Make sure to read this short interview at Phaidon with Ballen about the collaboration with the band. He says they’re working on another video for Die Antwoord’s next release. I can’t wait to see more….
And if you’re curious to see another music-inspired nightmare, Aphex Twin’s Come to Daddy is an excellent example from the golden age of music videos.
[ed: from Matt: you should also check out this article from The New York Times Magazine from January, which features a Ballen photograph and a story about the band on New Year's Eve: The Brilliant Weirdness of Die Antwoord: Johannesburg’s Most Wanted. I assume the photographer in the story is Ballen himself]
Another video in the vein of Shit ___ Say…, Shtuff People Say to Photographers is the natural companion to Shit Photographers Say. This video was produced by the Outward Bound Collective. It’s geared a bit more toward wedding and portrait photographers, but if you’ve ever taken pictures in a public place, I’m sure you’ve heard half of these.
I’m surprised it took so long for this meme to get to photographers, but here it is, by Paris Visone, Tim Kennedy, Chris Sanchez, and Dan Aguirre. It’s in the vein of the original of these sorts of videos, Shit Girls Say, and the many, many derivatives. Don’t forget Shit Liz Lemon Says.
(via Photographs On the Brain)
UPDATE: Looks like there is an earlier (less funny) Shit Photographers Say video here.
“The authorities are handing down at least six months in a labor-training camp to anybody who didn’t participate in the organized gatherings during the mourning period, or who did participate but didn’t cry and didn’t seem genuine.” -unnamed source from North Korea, quoted by Daily NK
I knew there was something suspicious behind all of those images and video of North Koreans mourning the death of Kim Jong Il, and now come reports that harsh punishments awaited those who didn’t mourn authentically enough. Reports state that those who did not fully and genuinely participate in the widespread organized mourning have been sent to re-education camps and labor camps.
Bear in mind, the only source for this information is a North Korea-focused newspaper in South Korea (hardly unbiased), but MSNBC and Business Insider have published similar stories. CNN reports that North Korea has denied any such punishments relating to the mourning. The CNN report says that North Korean officials “attributed the allegations [of punishments] to ‘reptile media under the control’ of a group of ‘traitors’ that it said were connected to President Lee Myung-bak of South Korea.”
As with any report from North Korea, truth is hard to mete out, and reality is likely much different from what we see.

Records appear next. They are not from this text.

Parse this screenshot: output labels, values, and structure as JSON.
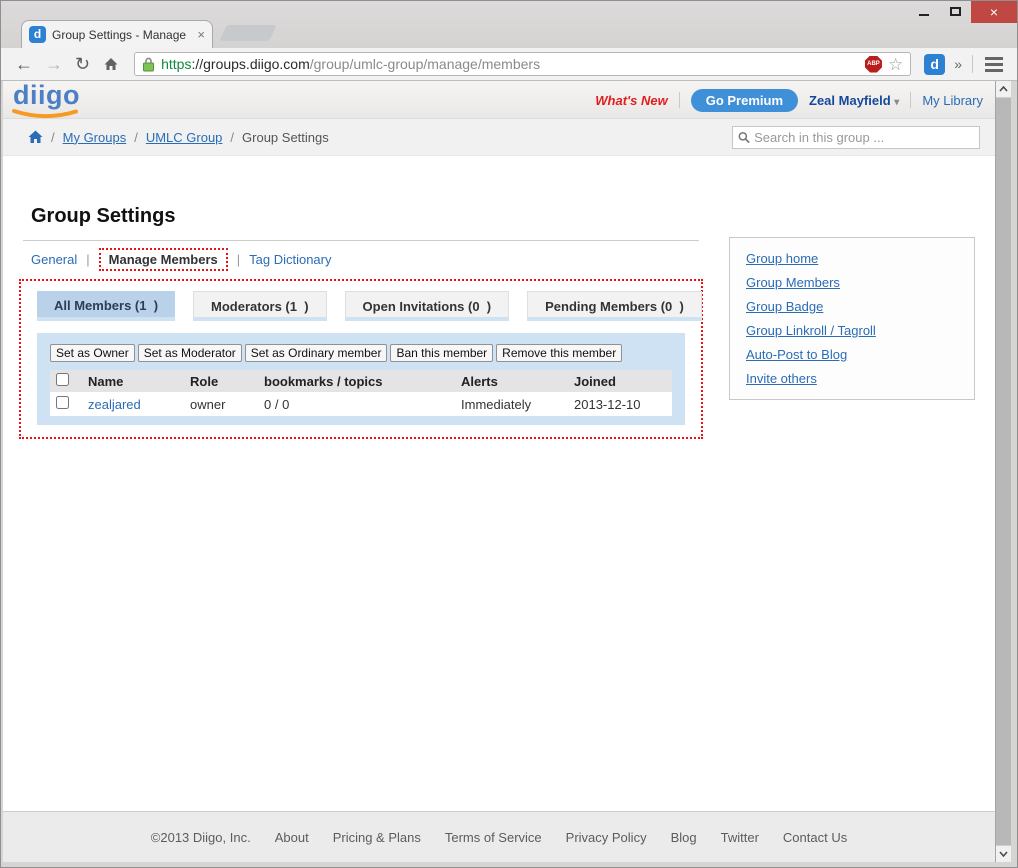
{
  "browser": {
    "tab_title": "Group Settings - Manage",
    "favicon_letter": "d",
    "extension_letter": "d",
    "abp_label": "ABP",
    "url": {
      "scheme": "https",
      "host": "://groups.diigo.com",
      "path": "/group/umlc-group/manage/members"
    }
  },
  "icons": {
    "back": "←",
    "forward": "→",
    "reload": "↻",
    "star": "☆",
    "overflow": "»",
    "tab_close": "×",
    "window_close": "×",
    "dropdown": "▾",
    "crumb_sep": "/",
    "tab_sep": "|"
  },
  "header": {
    "logo": "diigo",
    "whats_new": "What's New",
    "go_premium": "Go Premium",
    "user_name": "Zeal Mayfield",
    "my_library": "My Library"
  },
  "breadcrumb": {
    "items": [
      "My Groups",
      "UMLC Group"
    ],
    "current": "Group Settings"
  },
  "search": {
    "placeholder": "Search in this group ..."
  },
  "page": {
    "title": "Group Settings",
    "tabs": {
      "general": "General",
      "manage_members": "Manage Members",
      "tag_dictionary": "Tag Dictionary"
    },
    "member_tabs": [
      {
        "label": "All Members (1  )"
      },
      {
        "label": "Moderators (1  )"
      },
      {
        "label": "Open Invitations (0  )"
      },
      {
        "label": "Pending Members (0  )"
      }
    ]
  },
  "actions": [
    "Set as Owner",
    "Set as Moderator",
    "Set as Ordinary member",
    "Ban this member",
    "Remove this member"
  ],
  "table": {
    "headers": [
      "Name",
      "Role",
      "bookmarks / topics",
      "Alerts",
      "Joined"
    ],
    "rows": [
      {
        "name": "zealjared",
        "role": "owner",
        "bookmarks_topics": "0 / 0",
        "alerts": "Immediately",
        "joined": "2013-12-10"
      }
    ]
  },
  "sidebar": {
    "links": [
      "Group home",
      "Group Members",
      "Group Badge",
      "Group Linkroll / Tagroll",
      "Auto-Post to Blog",
      "Invite others"
    ]
  },
  "footer": {
    "copyright": "©2013 Diigo, Inc.",
    "links": [
      "About",
      "Pricing & Plans",
      "Terms of Service",
      "Privacy Policy",
      "Blog",
      "Twitter",
      "Contact Us"
    ]
  },
  "colors": {
    "link_blue": "#2a6cb6",
    "brand_blue": "#4c7fc4",
    "brand_orange": "#f59b23",
    "premium_blue": "#3f90d8",
    "whats_new_red": "#e01f1f",
    "annotation_red": "#ee1111",
    "active_member_tab": "#b9d2ea",
    "panel_blue": "#cfe2f3",
    "close_button_red": "#c04843",
    "url_scheme_green": "#118a3c"
  }
}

Related news: We previously mentioned that the Associated Press planned to open a full-time bureau in North Korea. In spite of what must be a very uncertain time in the country, this week the AP finally opened its North Korea bureau. From the AP’s own coverage, “AP writers and photojournalists will also be allowed to work in North Korea on a regular basis. [...] The AP bureau will be staffed by reporter Pak Won Il and photographer Kim Kwang Hyon, both natives of North Korea who have done some reporting for AP in recent weeks on Kim’s funeral and the mass public mourning on the streets of Pyongyang. The bureau will be supervised by Korea Bureau Chief Jean H. Lee and Chief Asia Photographer David Guttenfelder, who will make frequent trips to Pyongyang to manage the office, train the local journalists and conduct their own reporting. Lee and Guttenfelder, both Americans, are longtime AP journalists with broad international experience.” It will be very interesting to watch the AP’s North Korea coverage over the coming months.